Foreign policy like this emphasises the uncomfortable truth that the United States does not champion human rights all over the world, especially if it means missing out on millions in oil.

Brunei is a small Southeast Asian country near Indonesia. It has a population of fewer than 500,000 people and a GDP of just $36 billion. Brunei is an absolute monarchy governed by Prime Minister and Sultan Hassanal Bolkiah.

In early April, Brunei made gay sex, rape and adultery punishable by stoning to death.

The outrage was immediate.

Mark Field, minister of state for Asia in the UK, stated, “The UK strongly opposes capital and corporal punishment, whatever the crime. We strongly support LGBT rights.”

Robert Palladino, U.S. State Department spokesperson, said, “We continue to encourage Brunei to ratify and implement the United Nations Convention Against Torture.”

Rachel Chhoa-Howard, Brunei researcher at Amnesty International, condemned this policy a bit more heavily, saying, “Brunei must immediately halt its plans to implement these vicious punishments, and revise its Penal Code in compliance with its human rights obligations. The international community must urgently condemn Brunei’s move to put these cruel penalties into practice.

“To legalize such cruel and inhuman penalties is appalling of itself. Some of the potential ‘offences’ should not even be deemed crimes at all, including consensual sex between adults of the same gender… Brunei’s Penal Code is a deeply flawed piece of legislation containing a range of provisions that violate human rights.”

A boycott of nine hotels owned by the Sultan of Brunei began with an opinion piece written by actor George Clooney and published in Deadline, in which Clooney states, “They’re nice hotels. The people who work there are kind and helpful and have no part in the ownership of these properties. But let’s be clear, every single time we stay at or take meetings at or dine at any of these nine hotels we are putting money directly into the pockets of men who choose to stone and whip to death their own citizens for being gay or accused of adultery.”

On April 2, Ellen DeGeneres voiced support of the boycott on social media, tweeting, “Tomorrow, the country of #Brunei will start stoning gay people to death. We need to do something now. Please boycott these hotels owned by the Sultan of Brunei.” The hotels mentioned are The Dorchester, London; 45 Park Lane, London; Coworth Park, UK; The Beverly Hills Hotel, Beverly Hills; Hotel Bel-Air, Los Angeles; Le Meurice, Paris; Hotel Plaza Athenee, Paris; Hotel Eden, Rome; and Hotel Principe di Savoia, Milan. All are owned by the Sultan.

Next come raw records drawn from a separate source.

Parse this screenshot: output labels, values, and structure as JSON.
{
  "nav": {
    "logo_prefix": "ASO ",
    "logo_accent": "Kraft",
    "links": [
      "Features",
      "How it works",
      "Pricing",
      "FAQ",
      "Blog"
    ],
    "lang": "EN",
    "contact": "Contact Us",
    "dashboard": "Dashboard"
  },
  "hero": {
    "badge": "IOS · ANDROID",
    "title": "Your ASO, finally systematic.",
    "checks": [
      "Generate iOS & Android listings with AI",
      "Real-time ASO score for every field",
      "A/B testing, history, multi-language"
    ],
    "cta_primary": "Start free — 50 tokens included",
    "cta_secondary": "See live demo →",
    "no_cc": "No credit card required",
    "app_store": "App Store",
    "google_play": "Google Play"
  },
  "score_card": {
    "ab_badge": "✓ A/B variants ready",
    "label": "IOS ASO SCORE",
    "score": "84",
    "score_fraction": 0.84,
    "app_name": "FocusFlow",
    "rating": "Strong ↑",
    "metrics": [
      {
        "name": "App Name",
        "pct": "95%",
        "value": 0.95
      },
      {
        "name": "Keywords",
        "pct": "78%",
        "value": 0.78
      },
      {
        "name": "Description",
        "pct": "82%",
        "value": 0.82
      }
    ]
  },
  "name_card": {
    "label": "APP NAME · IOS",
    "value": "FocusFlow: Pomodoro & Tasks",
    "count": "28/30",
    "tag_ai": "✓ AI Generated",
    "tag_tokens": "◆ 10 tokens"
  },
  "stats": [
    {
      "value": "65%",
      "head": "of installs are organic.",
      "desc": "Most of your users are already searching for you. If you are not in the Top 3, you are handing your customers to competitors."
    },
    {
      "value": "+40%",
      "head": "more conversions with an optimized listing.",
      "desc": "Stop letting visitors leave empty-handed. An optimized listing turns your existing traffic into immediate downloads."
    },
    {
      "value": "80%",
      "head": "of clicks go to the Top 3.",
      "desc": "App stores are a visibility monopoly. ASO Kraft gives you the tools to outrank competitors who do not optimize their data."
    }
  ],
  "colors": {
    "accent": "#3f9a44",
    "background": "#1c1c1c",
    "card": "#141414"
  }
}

However, if you don’t regularly spend your nights at five star hotels, there are other things to boycott, namely Shell. The nearest Shell location is in Waterloo, at 230 E Ridgeway Ave. There’s another in Shell Rock.

Shell Oil Company is owned by Royal Dutch Shell, which is not just one of the largest oil companies in the world, but one of the largest companies in the world, period. Royal Dutch Shell has been using Bruneian oil since 1913; due to Brunei’s reliance on Brunei Shell Petroleum, it’s been nicknamed the “Shellfare State.”

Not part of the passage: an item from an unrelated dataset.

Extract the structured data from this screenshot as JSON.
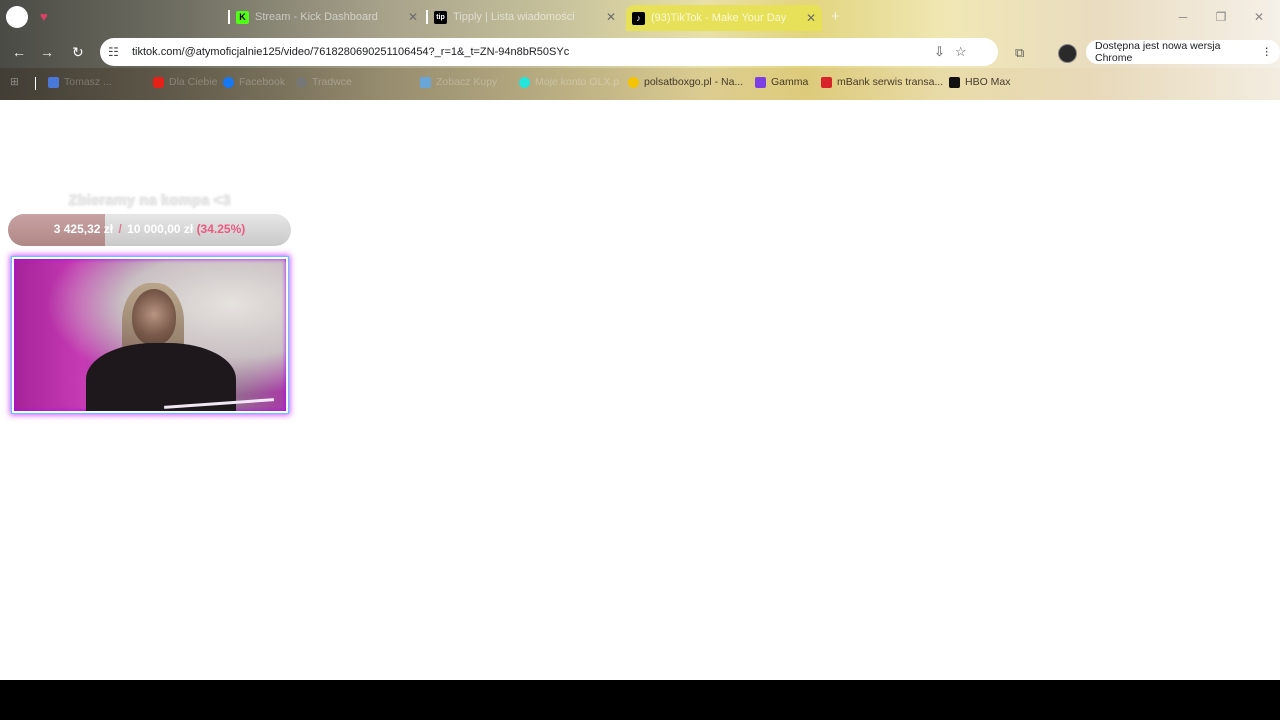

Around the world, more than 20 million people stop by Shell locations every day. In the US alone, there are thousands of Shell locations. Choosing not to spend money there is an excellent way to remind both our government and that of Brunei that people are aware of this policy, and that they do not approve.

If the U.S. government won’t take action against this cruel and inhumane policy, maybe its people will.

You must be logged in to post a comment Login

Leave a Reply